  • Keep a list of people who have attended workshops and which ones
  • Keep a list of facilitators
  • Write up the news after workshops including photos with captions and stories
  • Check materials and restock for the next workshops
  • Print manuals, Transforming Power cards and certificates
  • Keep a log of hours worked and tasks
  • Write monthly financial reports with receipts
  • Keep the files complete and make sure news and reports are sent to Nadine
  • Prepare an annual training schedule
  • Determine facilitation teams
  • Contact everyone eligible or interested 2-3 weeks prior to the workshop
  • Clarify registrar, food and lodging preparations and make sure the place is ready
  • Recruit teams for the monthly refresher

To support these activities, we budgeted:

$100      Coffee, tea, sugar, light snack, mosquito repellant, etc… $10 x 10 meetings

$720      Food, lodging, transport, facilities, etc… $120 x 6 workshops

$100      Phone and gas

$280      Coordinators’ time $7/day x 40 days

x 3            Three locations: Barak Induk, Langsa and Bagok

$3,600      Total annual for AVP in three locations ($1,200 per location per year)

They also agreed to encourage and support the activities for young children. If possible I would love to provide $300/year for supplies such as paper, paint, playdough and so forth and $300/year for six workshops so they can teach others what they know. They area also interested in learning about the Grameen Bank and supporting a lending program. Remaining activities to fund this trip are:

$1,800      AVP for six months in three locations

$   450      Preschool materials for six months in three locations

$1,050       Fish farm rehabilitation for Dahlan and Fachrurrazi (loan)

$1,000      Fertilizer, seed and pesticides for Darmo and his team of three others (loan)

$   700      Motorcycle for Mislan (half loan to be repaid in work)

$   300      Initial stock for a small general store for Amir (loan)

$   475      Complete degree programs for preschool teachers in Jaring Halus

$   250      Training for facilitators for Alternatives to Violence Project (35 people)

$   200      Mislan and Amir payment for work on the housebuilding

$   150      Trauma workshop in Barak Induk with friends from Aceh

$   200      Set up a preschool in Barak Induk

$   400      Bricks, cement and rebar for the preschool in Bagok

$   250      Developmental Activities for Young Children in Jogjakarta

$   500      Acehnese bags to raise funds for my return ticket (five-fold increase)

$7,725      Total ($2,350 of which are loans to be repaid; $5,375 for activities)

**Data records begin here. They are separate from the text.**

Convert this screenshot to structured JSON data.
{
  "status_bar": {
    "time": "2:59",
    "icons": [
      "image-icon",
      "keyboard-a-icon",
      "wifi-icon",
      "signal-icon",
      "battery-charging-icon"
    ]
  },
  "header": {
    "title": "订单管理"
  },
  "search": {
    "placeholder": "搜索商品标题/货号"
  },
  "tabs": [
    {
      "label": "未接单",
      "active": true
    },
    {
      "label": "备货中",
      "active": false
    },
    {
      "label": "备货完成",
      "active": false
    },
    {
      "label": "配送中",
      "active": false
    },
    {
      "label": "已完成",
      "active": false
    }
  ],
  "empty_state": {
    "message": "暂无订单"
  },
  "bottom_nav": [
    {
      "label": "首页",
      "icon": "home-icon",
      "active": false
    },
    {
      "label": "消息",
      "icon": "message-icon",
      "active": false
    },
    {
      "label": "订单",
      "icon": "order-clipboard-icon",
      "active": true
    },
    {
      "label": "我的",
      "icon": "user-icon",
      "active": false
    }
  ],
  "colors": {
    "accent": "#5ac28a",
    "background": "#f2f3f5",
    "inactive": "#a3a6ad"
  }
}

Sabarruddin would like to start a wood working shop and I told him I would talk to dad when I get back. Please thank everyone for the tremendous support and encouragement. If we are to support these loans to people here to restart their livelihoods, I still need an additional $1,725. Please let families and friends know that this is a great opportunity to reach out to some of the poorest of the poor in the world. They live on about $150 a month with rice prices at 55 cents a kilo, most of that is used for food. They can get loans for about 250 – 1,000 percent interest. Their lack of access to capital is the major obstacle to financial independence.